  • Pulmonary edema.
  • Pleural effusion.

These symptoms are caused by conditions that weaken or damage the heart to the extent that it is no longer able to properly pump blood throughout the body. When blood backs into the lungs, the liver, the gastrointestinal tract, the abdomen, and the lower extremities, leading to an accumulation of fluid in these organs and areas of the body, we are talking about congestive heart failure. However, there are other types of heart failure just as there are multiple possible causes for this condition.

Types of heart failure


Fluid backs up into the lungs                 


Fluid backs up into the abdomen, legs, and feet.


Left ventricle cannot pump blood out properly.


Left ventricle becomes stiff and cannot fill with blood properly.

And the causes of heart failure include the following:

  • Coronary artery disease.
  • Heart attack.
  • High blood pressure.
  • Defective heart valves.
  • Cardiomyopathy.
  • Myocarditis.
  • Congenital heart defects.
  • Arrhythmias.
  • Infection weakening the heart muscle.
  • Diabetes.
  • Other
  • Amyloidosis
  • Emphysema
  • Overactive or underactive thyroid
  • Sarcoidosis
  • Severe anemia
  • Excessive iron in the body

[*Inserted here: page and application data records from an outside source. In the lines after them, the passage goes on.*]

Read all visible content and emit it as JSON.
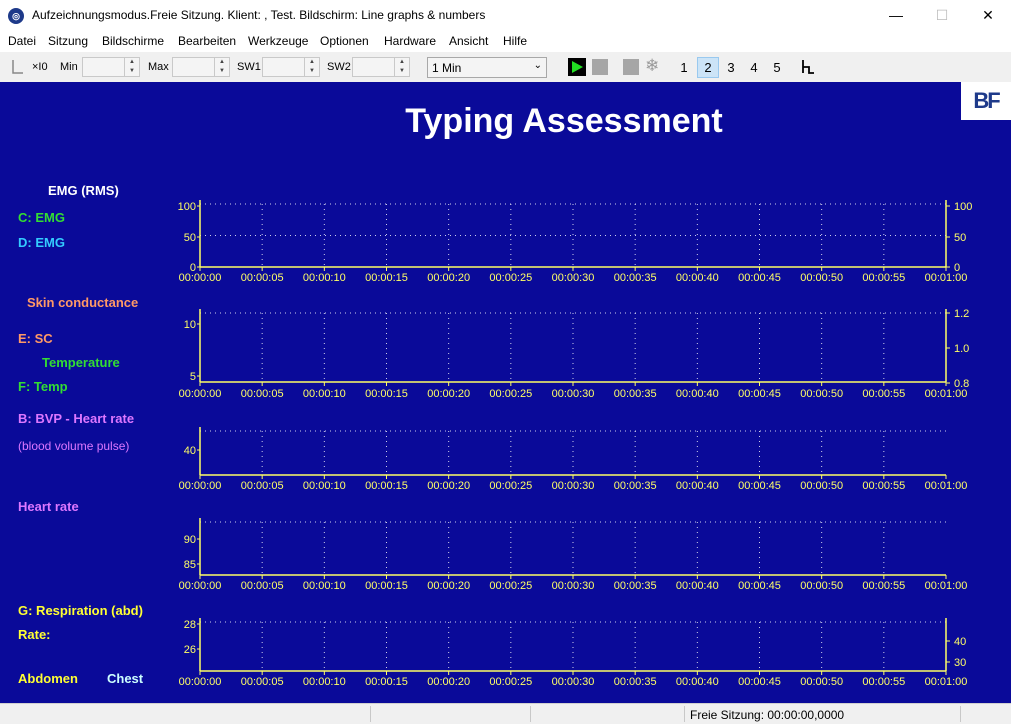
{
  "window": {
    "title": "Aufzeichnungsmodus.Freie Sitzung. Klient: , Test. Bildschirm: Line graphs & numbers",
    "app_icon": "bf-app-icon",
    "controls": {
      "minimize": "—",
      "maximize": "☐",
      "close": "✕"
    }
  },
  "menu": [
    "Datei",
    "Sitzung",
    "Bildschirme",
    "Bearbeiten",
    "Werkzeuge",
    "Optionen",
    "Hardware",
    "Ansicht",
    "Hilfe"
  ],
  "toolbar": {
    "x10_label": "×I0",
    "min_label": "Min",
    "max_label": "Max",
    "sw1_label": "SW1",
    "sw2_label": "SW2",
    "time_range": "1 Min",
    "screens": [
      "1",
      "2",
      "3",
      "4",
      "5"
    ],
    "active_screen": "2"
  },
  "screen": {
    "title": "Typing Assessment",
    "logo_text": "BF",
    "labels": {
      "emg_rms": "EMG (RMS)",
      "c_emg": "C: EMG",
      "d_emg": "D: EMG",
      "skin_conductance": "Skin conductance",
      "e_sc": "E: SC",
      "temperature": "Temperature",
      "f_temp": "F: Temp",
      "b_bvp": "B: BVP - Heart rate",
      "bvp_note": "(blood volume pulse)",
      "heart_rate": "Heart rate",
      "g_resp": "G: Respiration (abd)",
      "rate": "Rate:",
      "abdomen": "Abdomen",
      "chest": "Chest"
    },
    "colors": {
      "background": "#0a0a99",
      "white": "#ffffff",
      "green": "#33dd33",
      "cyan": "#33ccff",
      "salmon": "#ff9966",
      "violet": "#dd77ff",
      "yellow": "#ffff33",
      "axis": "#ffff66"
    }
  },
  "chart_data": [
    {
      "type": "line",
      "name": "emg",
      "x_ticks": [
        "00:00:00",
        "00:00:05",
        "00:00:10",
        "00:00:15",
        "00:00:20",
        "00:00:25",
        "00:00:30",
        "00:00:35",
        "00:00:40",
        "00:00:45",
        "00:00:50",
        "00:00:55",
        "00:01:00"
      ],
      "y_left_ticks": [
        "100",
        "50",
        "0"
      ],
      "y_right_ticks": [
        "100",
        "50",
        "0"
      ],
      "ylim": [
        0,
        100
      ],
      "grid": true,
      "series": []
    },
    {
      "type": "line",
      "name": "sc-temp",
      "x_ticks": [
        "00:00:00",
        "00:00:05",
        "00:00:10",
        "00:00:15",
        "00:00:20",
        "00:00:25",
        "00:00:30",
        "00:00:35",
        "00:00:40",
        "00:00:45",
        "00:00:50",
        "00:00:55",
        "00:01:00"
      ],
      "y_left_ticks": [
        "10",
        "5"
      ],
      "y_right_ticks": [
        "1.2",
        "1.0",
        "0.8"
      ],
      "grid": true,
      "series": []
    },
    {
      "type": "line",
      "name": "bvp",
      "x_ticks": [
        "00:00:00",
        "00:00:05",
        "00:00:10",
        "00:00:15",
        "00:00:20",
        "00:00:25",
        "00:00:30",
        "00:00:35",
        "00:00:40",
        "00:00:45",
        "00:00:50",
        "00:00:55",
        "00:01:00"
      ],
      "y_left_ticks": [
        "40"
      ],
      "y_right_ticks": [],
      "grid": true,
      "series": []
    },
    {
      "type": "line",
      "name": "heart-rate",
      "x_ticks": [
        "00:00:00",
        "00:00:05",
        "00:00:10",
        "00:00:15",
        "00:00:20",
        "00:00:25",
        "00:00:30",
        "00:00:35",
        "00:00:40",
        "00:00:45",
        "00:00:50",
        "00:00:55",
        "00:01:00"
      ],
      "y_left_ticks": [
        "90",
        "85"
      ],
      "y_right_ticks": [],
      "grid": true,
      "series": []
    },
    {
      "type": "line",
      "name": "respiration",
      "x_ticks": [
        "00:00:00",
        "00:00:05",
        "00:00:10",
        "00:00:15",
        "00:00:20",
        "00:00:25",
        "00:00:30",
        "00:00:35",
        "00:00:40",
        "00:00:45",
        "00:00:50",
        "00:00:55",
        "00:01:00"
      ],
      "y_left_ticks": [
        "28",
        "26"
      ],
      "y_right_ticks": [
        "40",
        "30"
      ],
      "grid": true,
      "series": []
    }
  ],
  "status": {
    "session": "Freie Sitzung: 00:00:00,0000"
  }
}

Heart failure develops slowly. Therefore, a person can go from experiencing the early symptoms of heart failure only when they are very active to eventually noticing other symptoms even when they are at rest. If enough time passes without treatment, the person may face such complications as kidney and liver damage, and heart valve and rhythm problems. ‘Person’ is a rather general term, though; we can narrow it down a bit more. People who are at risk of heart failure include:

  • Men.
  • African Americans.
  • People aged 65 or older.
  • Overweight people.
  • People who have had a heart attack.

Other risk factors are sleep apnea, viruses, and alcohol and tobacco use. Then again, as far as narrowing it down goes, the number of people who have heart failure in the United States alone is still approximately 5.8 million. So do not hesitate to call your doctor or even 911 if you encounter heart failure symptoms, even if you do not fit the profile. During a physical exam, the doctor can use a stethoscope to pull a Roxette and listen to your heart – and your lungs – for abnormal sounds and signs of congestion. Other means of diagnosing heart failure are:

  • Blood tests.
  • Chest x-ray.
  • Electrocardiogram.
  • Echocardiogram.
  • Stress tests.
  • CT scan.
  • MRI.
  • Coronary angiogram.
  • Myocardial biopsy.
  • Doppler ultrasound.
  • Holter monitor.
  • Nuclear heart scan.
  • Cardiac catheterization.
  • Thyroid function tests.

Heart failure classification

New York Heart Association

Class I

No symptoms.

Class II

Patient can perform daily activities without problem but becomes fatigued when exerting themselves.

Class III

Patient has problems completing daily activities.

Class IV

Shortness of breath even at rest.


American College of Cardiology/American Heart Association

Stage A

Several risk factors but no symptoms.

Stage B

Heart disease but no symptoms.

Stage C

Heart disease and symptoms.

Stage D

Advanced heart failure requiring specialized treatment.

Speaking of treatment for heart failure, this includes lifestyle changes, medications, and surgical procedures and medical devices.

Treatment for heart failure


  • A healthy diet including potassium, vegetables, fruits, whole grains, fat-free or low-fat dairy products, and protein foods, (meats, eggs, poultry without skin, seafood, nuts, seeds, beans, and peas), and low in sodium, solid fats, added sugars, and refined grains.
  • Reduced fluid intake, especially alcohol.
  • Losing weight.
  • Physical activity.
  • Quitting smoking.


  • Angiotensin-converting enzyme (ACE) inhibitors.
  • Angiotensin II receptor blockers.
  • Beta blockers.
  • Diuretics.
  • Aldosterone antagonists.
  • Inotropes.
  • Digoxin.
  • Isosorbide dinitrate/hydralazine hydrochloride


  • Coronary bypass.
  • Heart valve repair/replacement.
  • Implantable cardioverter-defibrillators.
  • Cardiac resynchronization therapy.
  • Heart pumps.
  • Heart transplant.

The lifestyle changes used to treat heart failure are pretty much the same ones used to prevent it. Another preventive measure is to check for swelling in legs, ankles, and feet every day.


Related Read: 

- Caring for someone with congestive heart failure (CHF)